Images appear in the records below; leave them out and repeat everything else exactly.

_Records shown_.
'''

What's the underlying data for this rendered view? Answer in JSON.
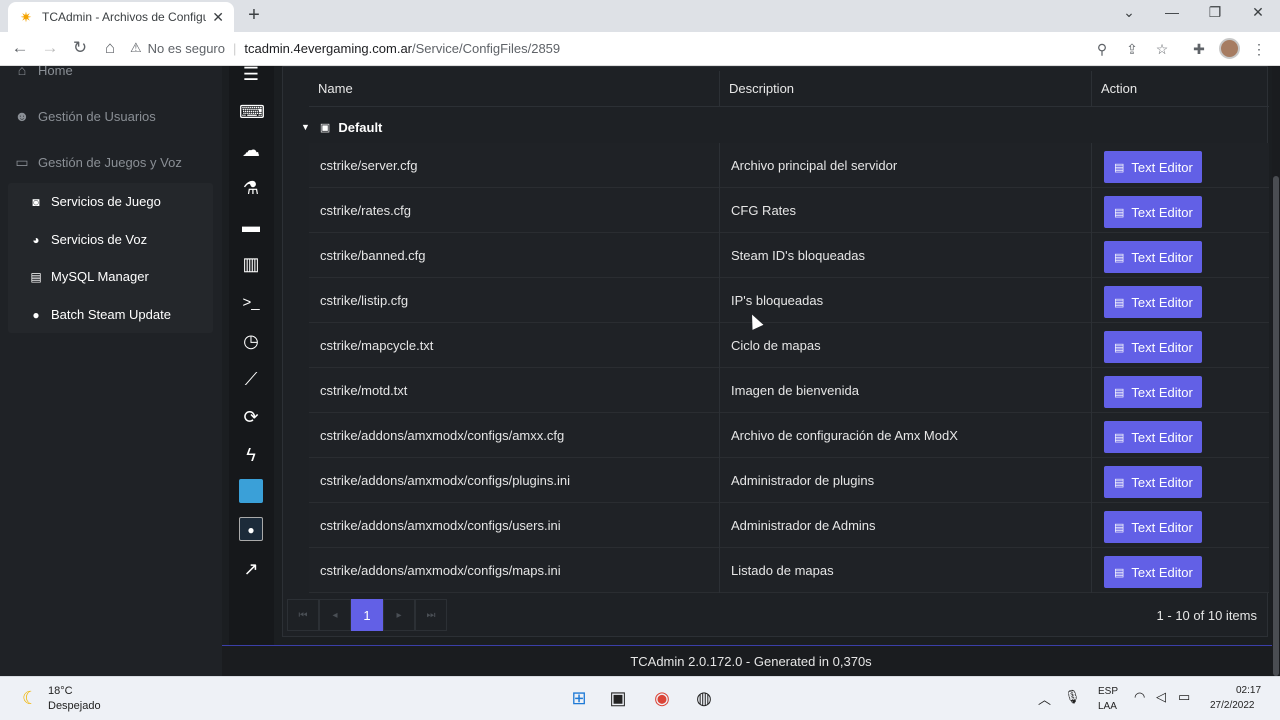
{
  "browser": {
    "tab_title": "TCAdmin - Archivos de Configura",
    "address_warning": "No es seguro",
    "address_host": "tcadmin.4evergaming.com.ar",
    "address_path": "/Service/ConfigFiles/2859"
  },
  "leftnav": {
    "home": "Home",
    "users": "Gestión de Usuarios",
    "games_voice": "Gestión de Juegos y Voz",
    "sub": [
      {
        "label": "Servicios de Juego",
        "icon": "gamepad-icon"
      },
      {
        "label": "Servicios de Voz",
        "icon": "headset-icon"
      },
      {
        "label": "MySQL Manager",
        "icon": "database-icon"
      },
      {
        "label": "Batch Steam Update",
        "icon": "steam-icon"
      }
    ]
  },
  "table": {
    "headers": {
      "name": "Name",
      "description": "Description",
      "action": "Action"
    },
    "group": "Default",
    "action_label": "Text Editor",
    "rows": [
      {
        "name": "cstrike/server.cfg",
        "description": "Archivo principal del servidor"
      },
      {
        "name": "cstrike/rates.cfg",
        "description": "CFG Rates"
      },
      {
        "name": "cstrike/banned.cfg",
        "description": "Steam ID's bloqueadas"
      },
      {
        "name": "cstrike/listip.cfg",
        "description": "IP's bloqueadas"
      },
      {
        "name": "cstrike/mapcycle.txt",
        "description": "Ciclo de mapas"
      },
      {
        "name": "cstrike/motd.txt",
        "description": "Imagen de bienvenida"
      },
      {
        "name": "cstrike/addons/amxmodx/configs/amxx.cfg",
        "description": "Archivo de configuración de Amx ModX"
      },
      {
        "name": "cstrike/addons/amxmodx/configs/plugins.ini",
        "description": "Administrador de plugins"
      },
      {
        "name": "cstrike/addons/amxmodx/configs/users.ini",
        "description": "Administrador de Admins"
      },
      {
        "name": "cstrike/addons/amxmodx/configs/maps.ini",
        "description": "Listado de mapas"
      }
    ]
  },
  "pager": {
    "current": "1",
    "info": "1 - 10 of 10 items"
  },
  "footer": "TCAdmin 2.0.172.0 - Generated in 0,370s",
  "taskbar": {
    "temp": "18°C",
    "weather": "Despejado",
    "lang1": "ESP",
    "lang2": "LAA",
    "time": "02:17",
    "date": "27/2/2022"
  },
  "colors": {
    "accent": "#6260e6",
    "panel": "#1e2125"
  }
}
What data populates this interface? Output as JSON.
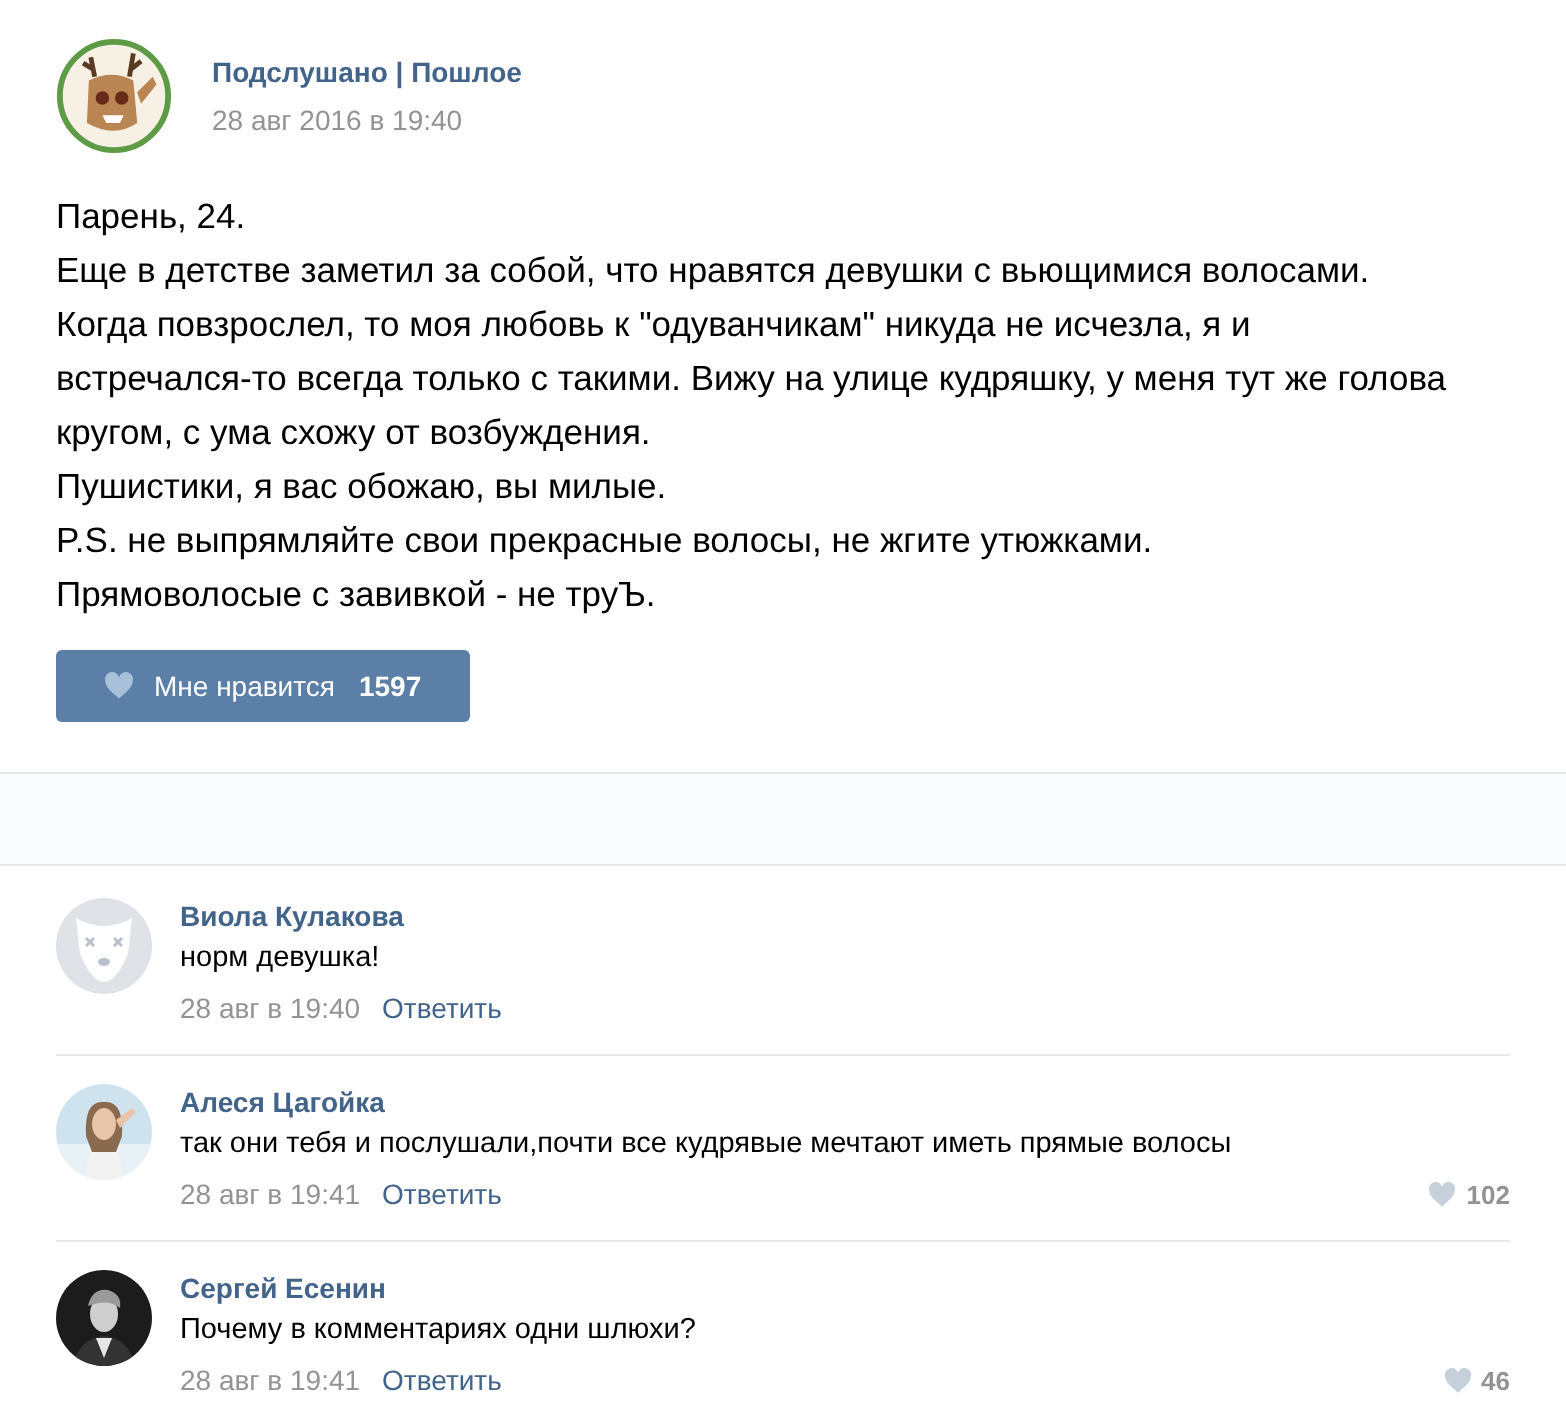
{
  "post": {
    "author": "Подслушано | Пошлое",
    "date": "28 авг 2016 в 19:40",
    "paragraphs": [
      "Парень, 24.",
      "Еще в детстве заметил за собой, что нравятся девушки с вьющимися волосами.",
      "Когда повзрослел, то моя любовь к \"одуванчикам\" никуда не исчезла, я и встречался-то всегда только с такими. Вижу на улице кудряшку, у меня тут же голова кругом, с ума схожу от возбуждения.",
      "Пушистики, я вас обожаю, вы милые.",
      "P.S. не выпрямляйте свои прекрасные волосы, не жгите утюжками.",
      "Прямоволосые с завивкой - не труЪ."
    ],
    "like_button": {
      "label": "Мне нравится",
      "count": "1597"
    }
  },
  "comments": [
    {
      "kind": "default",
      "author": "Виола Кулакова",
      "text": "норм девушка!",
      "date": "28 авг в 19:40",
      "reply": "Ответить"
    },
    {
      "author": "Алеся Цагойка",
      "text": "так они тебя и послушали,почти все кудрявые мечтают иметь прямые волосы",
      "date": "28 авг в 19:41",
      "reply": "Ответить",
      "likes": "102"
    },
    {
      "kind": "photo_dark",
      "author": "Сергей Есенин",
      "text": "Почему в комментариях одни шлюхи?",
      "date": "28 авг в 19:41",
      "reply": "Ответить",
      "likes": "46"
    }
  ]
}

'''

_Reply to the task_.
What's the underlying data for this rendered view? Answer in JSON.
{
  "browser": {
    "tab_title": "TCAdmin - Archivos de Configura",
    "address_warning": "No es seguro",
    "address_host": "tcadmin.4evergaming.com.ar",
    "address_path": "/Service/ConfigFiles/2859"
  },
  "leftnav": {
    "home": "Home",
    "users": "Gestión de Usuarios",
    "games_voice": "Gestión de Juegos y Voz",
    "sub": [
      {
        "label": "Servicios de Juego",
        "icon": "gamepad-icon"
      },
      {
        "label": "Servicios de Voz",
        "icon": "headset-icon"
      },
      {
        "label": "MySQL Manager",
        "icon": "database-icon"
      },
      {
        "label": "Batch Steam Update",
        "icon": "steam-icon"
      }
    ]
  },
  "table": {
    "headers": {
      "name": "Name",
      "description": "Description",
      "action": "Action"
    },
    "group": "Default",
    "action_label": "Text Editor",
    "rows": [
      {
        "name": "cstrike/server.cfg",
        "description": "Archivo principal del servidor"
      },
      {
        "name": "cstrike/rates.cfg",
        "description": "CFG Rates"
      },
      {
        "name": "cstrike/banned.cfg",
        "description": "Steam ID's bloqueadas"
      },
      {
        "name": "cstrike/listip.cfg",
        "description": "IP's bloqueadas"
      },
      {
        "name": "cstrike/mapcycle.txt",
        "description": "Ciclo de mapas"
      },
      {
        "name": "cstrike/motd.txt",
        "description": "Imagen de bienvenida"
      },
      {
        "name": "cstrike/addons/amxmodx/configs/amxx.cfg",
        "description": "Archivo de configuración de Amx ModX"
      },
      {
        "name": "cstrike/addons/amxmodx/configs/plugins.ini",
        "description": "Administrador de plugins"
      },
      {
        "name": "cstrike/addons/amxmodx/configs/users.ini",
        "description": "Administrador de Admins"
      },
      {
        "name": "cstrike/addons/amxmodx/configs/maps.ini",
        "description": "Listado de mapas"
      }
    ]
  },
  "pager": {
    "current": "1",
    "info": "1 - 10 of 10 items"
  },
  "footer": "TCAdmin 2.0.172.0 - Generated in 0,370s",
  "taskbar": {
    "temp": "18°C",
    "weather": "Despejado",
    "lang1": "ESP",
    "lang2": "LAA",
    "time": "02:17",
    "date": "27/2/2022"
  },
  "colors": {
    "accent": "#6260e6",
    "panel": "#1e2125"
  }
}
What data populates this interface? Output as JSON.
{
  "post": {
    "author": "Подслушано | Пошлое",
    "date": "28 авг 2016 в 19:40",
    "paragraphs": [
      "Парень, 24.",
      "Еще в детстве заметил за собой, что нравятся девушки с вьющимися волосами.",
      "Когда повзрослел, то моя любовь к \"одуванчикам\" никуда не исчезла, я и встречался-то всегда только с такими. Вижу на улице кудряшку, у меня тут же голова кругом, с ума схожу от возбуждения.",
      "Пушистики, я вас обожаю, вы милые.",
      "P.S. не выпрямляйте свои прекрасные волосы, не жгите утюжками.",
      "Прямоволосые с завивкой - не труЪ."
    ],
    "like_button": {
      "label": "Мне нравится",
      "count": "1597"
    }
  },
  "comments": [
    {
      "kind": "default",
      "author": "Виола Кулакова",
      "text": "норм девушка!",
      "date": "28 авг в 19:40",
      "reply": "Ответить"
    },
    {
      "author": "Алеся Цагойка",
      "text": "так они тебя и послушали,почти все кудрявые мечтают иметь прямые волосы",
      "date": "28 авг в 19:41",
      "reply": "Ответить",
      "likes": "102"
    },
    {
      "kind": "photo_dark",
      "author": "Сергей Есенин",
      "text": "Почему в комментариях одни шлюхи?",
      "date": "28 авг в 19:41",
      "reply": "Ответить",
      "likes": "46"
    }
  ]
}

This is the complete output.